TASK TO CARRY OUT ▸
Repeat the listing below exactly.

PROVIDED DATA ▸

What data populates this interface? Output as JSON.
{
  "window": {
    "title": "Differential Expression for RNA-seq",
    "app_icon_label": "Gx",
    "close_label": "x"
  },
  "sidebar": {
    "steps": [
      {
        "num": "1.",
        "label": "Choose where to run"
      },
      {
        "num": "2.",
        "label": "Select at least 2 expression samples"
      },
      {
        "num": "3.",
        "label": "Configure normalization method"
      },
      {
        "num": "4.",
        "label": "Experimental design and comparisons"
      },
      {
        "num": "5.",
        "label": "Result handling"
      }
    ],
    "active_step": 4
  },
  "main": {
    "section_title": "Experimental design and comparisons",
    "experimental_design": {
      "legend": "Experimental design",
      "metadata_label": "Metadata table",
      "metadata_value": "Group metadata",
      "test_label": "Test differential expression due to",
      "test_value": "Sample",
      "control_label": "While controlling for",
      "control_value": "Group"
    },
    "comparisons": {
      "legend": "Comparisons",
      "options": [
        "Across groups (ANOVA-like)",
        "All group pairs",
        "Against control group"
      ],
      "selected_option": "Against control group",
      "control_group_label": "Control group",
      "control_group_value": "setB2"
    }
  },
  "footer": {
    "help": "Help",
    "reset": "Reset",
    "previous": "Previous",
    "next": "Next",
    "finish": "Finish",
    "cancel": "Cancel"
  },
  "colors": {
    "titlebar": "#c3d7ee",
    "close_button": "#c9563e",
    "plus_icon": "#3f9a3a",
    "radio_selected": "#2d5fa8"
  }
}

REPLY TO THE TASK ▸
What data populates this interface? Output as JSON.
{
  "window": {
    "title": "Differential Expression for RNA-seq",
    "app_icon_label": "Gx",
    "close_label": "x"
  },
  "sidebar": {
    "steps": [
      {
        "num": "1.",
        "label": "Choose where to run"
      },
      {
        "num": "2.",
        "label": "Select at least 2 expression samples"
      },
      {
        "num": "3.",
        "label": "Configure normalization method"
      },
      {
        "num": "4.",
        "label": "Experimental design and comparisons"
      },
      {
        "num": "5.",
        "label": "Result handling"
      }
    ],
    "active_step": 4
  },
  "main": {
    "section_title": "Experimental design and comparisons",
    "experimental_design": {
      "legend": "Experimental design",
      "metadata_label": "Metadata table",
      "metadata_value": "Group metadata",
      "test_label": "Test differential expression due to",
      "test_value": "Sample",
      "control_label": "While controlling for",
      "control_value": "Group"
    },
    "comparisons": {
      "legend": "Comparisons",
      "options": [
        "Across groups (ANOVA-like)",
        "All group pairs",
        "Against control group"
      ],
      "selected_option": "Against control group",
      "control_group_label": "Control group",
      "control_group_value": "setB2"
    }
  },
  "footer": {
    "help": "Help",
    "reset": "Reset",
    "previous": "Previous",
    "next": "Next",
    "finish": "Finish",
    "cancel": "Cancel"
  },
  "colors": {
    "titlebar": "#c3d7ee",
    "close_button": "#c9563e",
    "plus_icon": "#3f9a3a",
    "radio_selected": "#2d5fa8"
  }
}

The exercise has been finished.